“They’ll be allowed to drive tanks, fire mortars and lead infantry soldiers into combat," Carter added.
"They’ll be able to serve as Army Rangers and Green Berets, Navy SEALs, Marine Corps infantry, Air Force parajumpers, and everything else that was previously open only to men."
Even more importantly, he said, the military services will be better able to harness the skills and perspectives that talented women have to offer.
Despite real progress in recent decades and lately, opening more than 111,000 positions to women across the services, Carter said that about 10 percent of military positions - nearly 220,000 total - have remained closed to women.
These included infantry, armor, reconnaissance, and some special operations units, the secretary said.
Over the past three years, he added, senior civilian and military leaders across the Army, Navy, Air Force, Marine Corps and Special Operations Command have studied the integration of women into these positions.
“Last month I received their recommendations [and] the data, studies and surveys on which they were based regarding whether any of those remaining positions warrant a continued exemption from being opened to women,” Carter said, noting that the Army, Navy, Air Force and Socom said none of the positions warranted exemptions.

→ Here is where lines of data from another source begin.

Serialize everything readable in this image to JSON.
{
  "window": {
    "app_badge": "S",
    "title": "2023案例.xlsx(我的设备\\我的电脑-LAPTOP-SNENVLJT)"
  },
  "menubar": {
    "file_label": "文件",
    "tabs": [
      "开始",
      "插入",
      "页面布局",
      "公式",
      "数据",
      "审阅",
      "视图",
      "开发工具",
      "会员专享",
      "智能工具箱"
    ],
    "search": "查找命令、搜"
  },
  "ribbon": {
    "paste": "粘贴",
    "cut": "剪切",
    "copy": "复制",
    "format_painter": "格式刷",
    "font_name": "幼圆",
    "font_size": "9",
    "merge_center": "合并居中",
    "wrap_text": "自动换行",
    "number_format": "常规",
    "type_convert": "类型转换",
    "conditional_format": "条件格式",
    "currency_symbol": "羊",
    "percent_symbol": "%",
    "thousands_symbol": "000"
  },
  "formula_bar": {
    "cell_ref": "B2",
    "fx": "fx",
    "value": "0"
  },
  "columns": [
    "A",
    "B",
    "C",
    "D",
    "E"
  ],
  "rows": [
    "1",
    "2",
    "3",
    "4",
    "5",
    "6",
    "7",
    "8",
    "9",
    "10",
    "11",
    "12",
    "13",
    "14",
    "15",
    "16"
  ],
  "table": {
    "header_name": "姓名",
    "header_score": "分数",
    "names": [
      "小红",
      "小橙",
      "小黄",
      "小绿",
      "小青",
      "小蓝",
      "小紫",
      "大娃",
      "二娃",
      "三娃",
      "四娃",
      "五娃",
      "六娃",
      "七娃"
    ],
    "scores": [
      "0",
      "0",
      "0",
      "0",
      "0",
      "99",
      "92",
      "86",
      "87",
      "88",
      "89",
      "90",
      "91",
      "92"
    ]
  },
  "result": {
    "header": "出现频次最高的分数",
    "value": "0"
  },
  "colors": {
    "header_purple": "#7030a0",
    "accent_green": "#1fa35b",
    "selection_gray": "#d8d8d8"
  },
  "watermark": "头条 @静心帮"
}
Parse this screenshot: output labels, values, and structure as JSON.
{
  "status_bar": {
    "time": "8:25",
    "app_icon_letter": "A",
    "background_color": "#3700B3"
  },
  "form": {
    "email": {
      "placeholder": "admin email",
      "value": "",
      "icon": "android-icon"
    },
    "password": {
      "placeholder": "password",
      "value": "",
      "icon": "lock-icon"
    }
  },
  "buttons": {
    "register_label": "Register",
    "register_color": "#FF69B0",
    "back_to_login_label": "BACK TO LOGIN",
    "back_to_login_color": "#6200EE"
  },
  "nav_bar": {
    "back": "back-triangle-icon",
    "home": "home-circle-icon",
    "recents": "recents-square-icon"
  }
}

The Marine Corps asked for a partial exemption in areas that included infantry, machine gunner, fire support reconnaissance and others, he added, “[but] we are a joint force and I have decided to make a decision which applies to the entire force.” ■